Exercise
The entries that follow must be given again exactly, with no pictures kept.

(Collection entries)
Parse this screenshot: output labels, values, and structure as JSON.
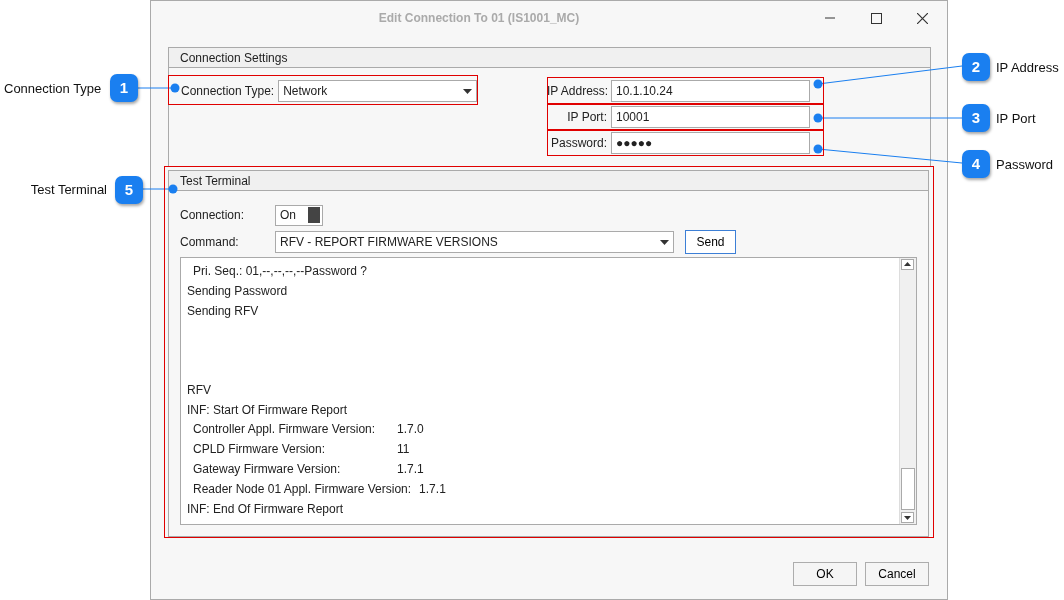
{
  "window": {
    "title": "Edit Connection To 01 (IS1001_MC)"
  },
  "connection_settings": {
    "title": "Connection Settings",
    "connection_type": {
      "label": "Connection Type:",
      "value": "Network"
    },
    "fields": [
      {
        "label": "IP Address:",
        "value": "10.1.10.24"
      },
      {
        "label": "IP Port:",
        "value": "10001"
      },
      {
        "label": "Password:",
        "value": "●●●●●"
      }
    ]
  },
  "test_terminal": {
    "title": "Test Terminal",
    "connection": {
      "label": "Connection:",
      "toggle_text": "On",
      "on": true
    },
    "command": {
      "label": "Command:",
      "value": "RFV - REPORT FIRMWARE VERSIONS"
    },
    "send_button": "Send",
    "output_lines": [
      {
        "kind": "indent",
        "text": "Pri. Seq.: 01,--,--,--,--Password ?"
      },
      {
        "kind": "plain",
        "text": "Sending Password"
      },
      {
        "kind": "plain",
        "text": "Sending RFV"
      },
      {
        "kind": "blank"
      },
      {
        "kind": "blank"
      },
      {
        "kind": "blank"
      },
      {
        "kind": "plain",
        "text": "RFV"
      },
      {
        "kind": "plain",
        "text": "INF: Start Of Firmware Report"
      },
      {
        "kind": "version",
        "text": "Controller Appl. Firmware Version:",
        "value": "1.7.0"
      },
      {
        "kind": "version",
        "text": "CPLD Firmware Version:",
        "value": "11"
      },
      {
        "kind": "version",
        "text": "Gateway Firmware Version:",
        "value": "1.7.1"
      },
      {
        "kind": "version",
        "text": "Reader Node 01 Appl. Firmware Version:",
        "value": "1.7.1"
      },
      {
        "kind": "plain",
        "text": "INF: End Of Firmware Report"
      }
    ]
  },
  "buttons": [
    "OK",
    "Cancel"
  ],
  "callouts": [
    {
      "number": "1",
      "label": "Connection Type"
    },
    {
      "number": "2",
      "label": "IP Address"
    },
    {
      "number": "3",
      "label": "IP Port"
    },
    {
      "number": "4",
      "label": "Password"
    },
    {
      "number": "5",
      "label": "Test Terminal"
    }
  ]
}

Answer box
Parse this screenshot: output labels, values, and structure as JSON.
{
  "window": {
    "title": "Edit Connection To 01 (IS1001_MC)"
  },
  "connection_settings": {
    "title": "Connection Settings",
    "connection_type": {
      "label": "Connection Type:",
      "value": "Network"
    },
    "fields": [
      {
        "label": "IP Address:",
        "value": "10.1.10.24"
      },
      {
        "label": "IP Port:",
        "value": "10001"
      },
      {
        "label": "Password:",
        "value": "●●●●●"
      }
    ]
  },
  "test_terminal": {
    "title": "Test Terminal",
    "connection": {
      "label": "Connection:",
      "toggle_text": "On",
      "on": true
    },
    "command": {
      "label": "Command:",
      "value": "RFV - REPORT FIRMWARE VERSIONS"
    },
    "send_button": "Send",
    "output_lines": [
      {
        "kind": "indent",
        "text": "Pri. Seq.: 01,--,--,--,--Password ?"
      },
      {
        "kind": "plain",
        "text": "Sending Password"
      },
      {
        "kind": "plain",
        "text": "Sending RFV"
      },
      {
        "kind": "blank"
      },
      {
        "kind": "blank"
      },
      {
        "kind": "blank"
      },
      {
        "kind": "plain",
        "text": "RFV"
      },
      {
        "kind": "plain",
        "text": "INF: Start Of Firmware Report"
      },
      {
        "kind": "version",
        "text": "Controller Appl. Firmware Version:",
        "value": "1.7.0"
      },
      {
        "kind": "version",
        "text": "CPLD Firmware Version:",
        "value": "11"
      },
      {
        "kind": "version",
        "text": "Gateway Firmware Version:",
        "value": "1.7.1"
      },
      {
        "kind": "version",
        "text": "Reader Node 01 Appl. Firmware Version:",
        "value": "1.7.1"
      },
      {
        "kind": "plain",
        "text": "INF: End Of Firmware Report"
      }
    ]
  },
  "buttons": [
    "OK",
    "Cancel"
  ],
  "callouts": [
    {
      "number": "1",
      "label": "Connection Type"
    },
    {
      "number": "2",
      "label": "IP Address"
    },
    {
      "number": "3",
      "label": "IP Port"
    },
    {
      "number": "4",
      "label": "Password"
    },
    {
      "number": "5",
      "label": "Test Terminal"
    }
  ]
}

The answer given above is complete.